As advertising dollars grow ever more scarce, companies have been forced to rethink how they reach consumers and have moved away from the traditional 30-second spot to the kinds of targeted, Internet-driven marketing campaigns that have been talked about for years…

Marketing is on an arc to become more efficient. My dollar should go further. And that says the advertising pool may not grow at the rate that it’s traditionally grown at, even out of this recession.”

Targeting consumers via demographics, profiling, and their social networks, “you learn a lot about people and you can identify them,” Jonathan Miller added.

The thinking among these media executives is that advances in technology is enabling them to build more detailed profiles of consumers — which can then either be sold as a commodity or employed in their own marketing campaigns…

But Ed Moran, director of product innovation for Deloitte, said tracking tastes and developing profiles is fine, as long as advertisers do not make the old media mistake of finding their optimum consumers, only to show them a commercial…

Even actor and media producer Ashton Kutcher chimed in at the conference, saying the billboard-style display ad is already outdated.

“People who have grown up on the Internet have trained themselves not to see it,” he added.

Sounds like what they should be paying for viral distribution and influence.
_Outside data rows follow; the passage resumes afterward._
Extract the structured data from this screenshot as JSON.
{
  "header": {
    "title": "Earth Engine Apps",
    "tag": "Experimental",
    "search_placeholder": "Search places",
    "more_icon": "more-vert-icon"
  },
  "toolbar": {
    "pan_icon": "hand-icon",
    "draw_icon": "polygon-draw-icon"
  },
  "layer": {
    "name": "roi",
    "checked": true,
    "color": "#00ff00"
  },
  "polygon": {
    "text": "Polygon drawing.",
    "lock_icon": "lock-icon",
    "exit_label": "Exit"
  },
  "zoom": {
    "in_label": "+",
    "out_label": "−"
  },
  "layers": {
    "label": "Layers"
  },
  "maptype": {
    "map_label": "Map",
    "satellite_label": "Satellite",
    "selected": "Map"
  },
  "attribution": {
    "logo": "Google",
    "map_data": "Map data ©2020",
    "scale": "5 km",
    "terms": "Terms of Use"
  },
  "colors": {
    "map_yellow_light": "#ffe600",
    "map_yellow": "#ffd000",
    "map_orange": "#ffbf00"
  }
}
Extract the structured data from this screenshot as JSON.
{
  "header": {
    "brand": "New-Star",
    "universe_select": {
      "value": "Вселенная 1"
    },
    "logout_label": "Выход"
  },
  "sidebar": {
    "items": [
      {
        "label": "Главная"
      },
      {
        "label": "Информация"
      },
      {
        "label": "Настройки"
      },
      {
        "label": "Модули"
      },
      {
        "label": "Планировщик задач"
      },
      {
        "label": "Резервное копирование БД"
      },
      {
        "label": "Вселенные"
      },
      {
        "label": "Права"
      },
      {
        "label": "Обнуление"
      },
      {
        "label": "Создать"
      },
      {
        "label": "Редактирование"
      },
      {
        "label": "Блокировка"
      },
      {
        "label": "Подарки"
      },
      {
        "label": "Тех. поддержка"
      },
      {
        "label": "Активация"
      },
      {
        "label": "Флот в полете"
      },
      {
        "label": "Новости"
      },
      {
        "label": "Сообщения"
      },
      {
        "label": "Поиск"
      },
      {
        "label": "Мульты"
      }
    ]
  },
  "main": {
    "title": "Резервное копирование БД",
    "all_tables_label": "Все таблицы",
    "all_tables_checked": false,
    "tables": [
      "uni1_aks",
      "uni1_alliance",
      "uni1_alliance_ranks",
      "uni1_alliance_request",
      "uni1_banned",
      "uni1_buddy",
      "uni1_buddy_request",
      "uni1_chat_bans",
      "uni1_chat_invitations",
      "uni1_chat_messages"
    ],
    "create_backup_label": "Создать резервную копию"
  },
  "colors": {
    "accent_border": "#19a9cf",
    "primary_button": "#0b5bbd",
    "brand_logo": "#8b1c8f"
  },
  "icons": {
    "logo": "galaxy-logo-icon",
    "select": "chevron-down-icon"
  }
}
That leaves them to choose between hypocrites and flacks on one side – and pain-in-the-ass opinionated cranks like me.

Which do you think they will choose? 🙂

Har! I ain’t planning on opening a new bank account.